Koloni Reklam, Sanyi, Tcaret LTD/STDI (“Koloni”), a Turkish company, invested $1 million in Bellator in March 2009 according to the lawsuit. At the time, the company was owned by Bjorn Rebney.
In December 2010, Viacom purchased a 50% stake in Bellator. It made an additional purchase of a controlling interest in Bellator in December 2011. It also made further purchases in January 2013, April 2014 and June 2015 per the Complaint. Based on its purchases it amassed a 97% interest in Bellator. Viacom, the plaintiff in the lawsuit and two others not named in the lawsuit comprise the ownership of Bellator. Viacom owns a 97% controlling interest while Koloni has a 1 percent interest.
An Operating Agreement manages the structure of ownership. Koloni claims that Bellator “acted in a manner contrary to the Operating Agreement by causing Bellator to breach provisions of the Operating Agreement to Viacom’s benefit and at the expense of the remaining members.”
Specifically in the Operating Agreement, Koloni claims that Viacom was to provide unaudited financial information to its members which included “unaudited balance sheets, unaudited income statement, cash flow statements, and changes in the Members’ equity.” This information was to be supplied to Koloni on a “monthly, quarterly, and year-end basis.” Koloni claims that prior to May 2015, they had not been provided a report in a year and before that there was a 15 month gap in statements.
The Complaint claims that in May 2015 Viacom “hastily provided financial statements that only highlight Viacom’s failure to pursue all profits Bellator would be entitled to if Viacom had been acting in Bellator’s interests rather than its own.”
In addition, Koloni claims that Viacom diverted sponsorship revenue from Bellator to its own interests and subsidiaries.
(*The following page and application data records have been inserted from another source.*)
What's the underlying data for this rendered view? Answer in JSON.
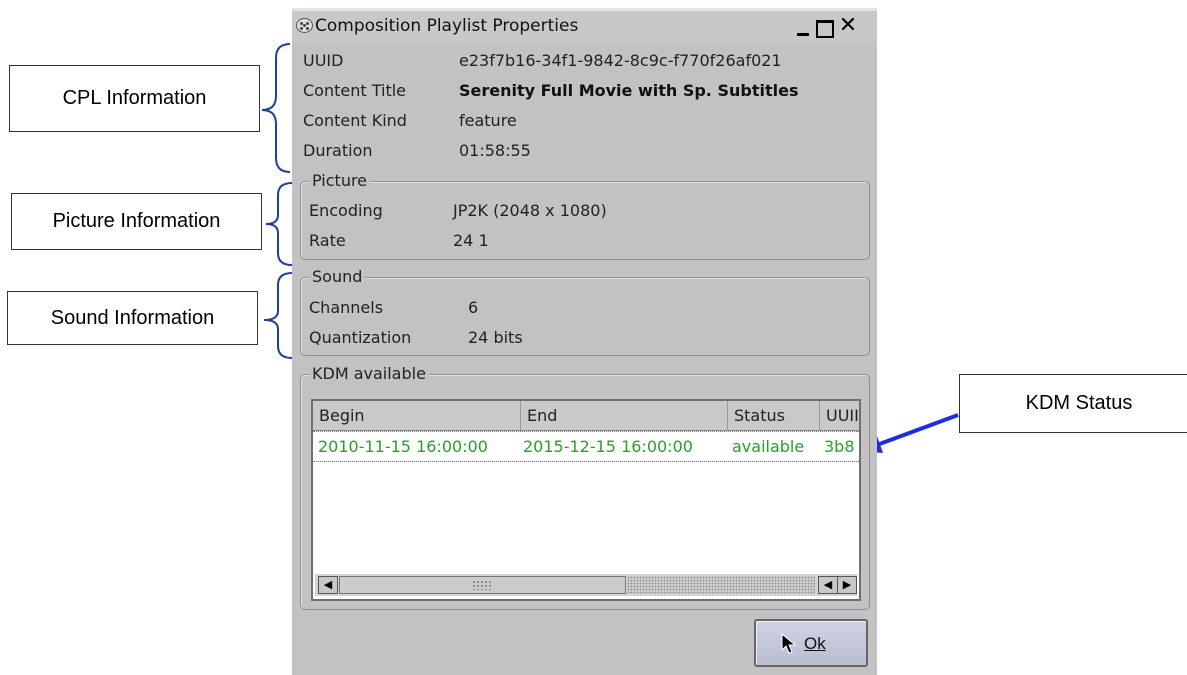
{
  "window": {
    "title": "Composition Playlist Properties"
  },
  "cpl": {
    "uuid_label": "UUID",
    "uuid_value": "e23f7b16-34f1-9842-8c9c-f770f26af021",
    "content_title_label": "Content Title",
    "content_title_value": "Serenity Full Movie with Sp. Subtitles",
    "content_kind_label": "Content Kind",
    "content_kind_value": "feature",
    "duration_label": "Duration",
    "duration_value": "01:58:55"
  },
  "picture": {
    "group_title": "Picture",
    "encoding_label": "Encoding",
    "encoding_value": "JP2K (2048 x 1080)",
    "rate_label": "Rate",
    "rate_value": "24 1"
  },
  "sound": {
    "group_title": "Sound",
    "channels_label": "Channels",
    "channels_value": "6",
    "quantization_label": "Quantization",
    "quantization_value": "24 bits"
  },
  "kdm": {
    "group_title": "KDM available",
    "columns": [
      "Begin",
      "End",
      "Status",
      "UUII"
    ],
    "rows": [
      {
        "begin": "2010-11-15 16:00:00",
        "end": "2015-12-15 16:00:00",
        "status": "available",
        "uuid": "3b8"
      }
    ]
  },
  "buttons": {
    "ok_label": "Ok"
  },
  "annotations": {
    "cpl": "CPL Information",
    "picture": "Picture Information",
    "sound": "Sound Information",
    "kdm": "KDM Status"
  },
  "colors": {
    "row_text": "#28a028",
    "arrow": "#1a2ee0",
    "bracket": "#1f3f9f"
  },
  "icons": [
    "film-reel-icon",
    "minimize-icon",
    "maximize-icon",
    "close-icon",
    "scroll-left-icon",
    "scroll-right-icon",
    "mouse-pointer-icon",
    "arrow-icon"
  ]
}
Essentially, Viacom is using its subsidiary to breach a licensing agreement which would divert revenue tied to Bellator in-show sponsorship integrations. Per the terms of the licensing agreement Bellator should receive 50% of “net sponsorship revenue” received from ads that “integrate multiple methods of promotion, such as televised commercial break advertisements combined with in-show logo placement on cage mats” according to the Complaint. Koloni claims that ad revenue for in-show sponsors “run tens to hundreds of millions of dollars” and that Viacom has obscured the terms of these ad contracts so as to divert money owed to Bellator to its other affiliates.
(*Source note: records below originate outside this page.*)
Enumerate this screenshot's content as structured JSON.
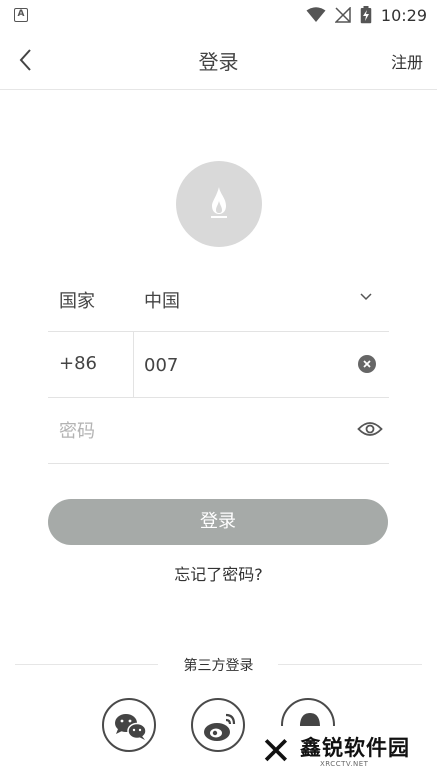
{
  "status_bar": {
    "time": "10:29",
    "app_badge": "A"
  },
  "header": {
    "title": "登录",
    "register_label": "注册"
  },
  "form": {
    "country_label": "国家",
    "country_value": "中国",
    "phone_code": "+86",
    "phone_value": "007",
    "password_placeholder": "密码"
  },
  "login_button_label": "登录",
  "forgot_password_label": "忘记了密码?",
  "third_party": {
    "title": "第三方登录",
    "providers": [
      "wechat",
      "weibo",
      "qq"
    ]
  },
  "watermark": {
    "brand": "鑫锐软件园",
    "site": "XRCCTV.NET"
  },
  "colors": {
    "button_bg": "#a6aaa8",
    "avatar_bg": "#d9d9d9",
    "divider": "#e3e3e3"
  },
  "icons": {
    "back": "chevron-left-icon",
    "avatar": "flame-icon",
    "country_dropdown": "chevron-down-icon",
    "clear": "clear-circle-icon",
    "password_toggle": "eye-icon"
  }
}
It also requested Spike TV to reduce the number of Bellator-produced events.
The causes of action includes breach of contract, breach of fiduciary duty, breach of the covenant of good faith and fair dealing, unjust enrichment, judicial dissolution and equitable relief for LLC member oppression.
The plaintiffs are seeking a jury trial and request monetary damages which include an accounting of finances. As indicated in the cause of action, one of the requests is for a judicial dissolution of Bellator and/or the request that Koloni is paid out his share of the company. At this point, dissolving Bellator seems like a far-flung claim.
A copy of the lawsuit is provided by THR’s Eriq Gardner
The lawsuit boils down to Koloni believing that it is not receiving as much as it should be from its investment in the company. The claim that it has not received updates and there were gaps in reporting from Viacom regarding Bellator’s finances seems to highlight its lawsuit. Notably, Rampage Jackson’s attorneys are likely interested in this lawsuit for the financial information that might be obtained through the discovery process of the lawsuit. Also of note is the indication that Koloni received financial information in May 2015. A couple months earlier, Jackson filed a lawsuit against Bellator claiming that he had not received information from the company. Certainly Viacom will deny these allegations in defending the lawsuit. MMA Payout will keep you posted.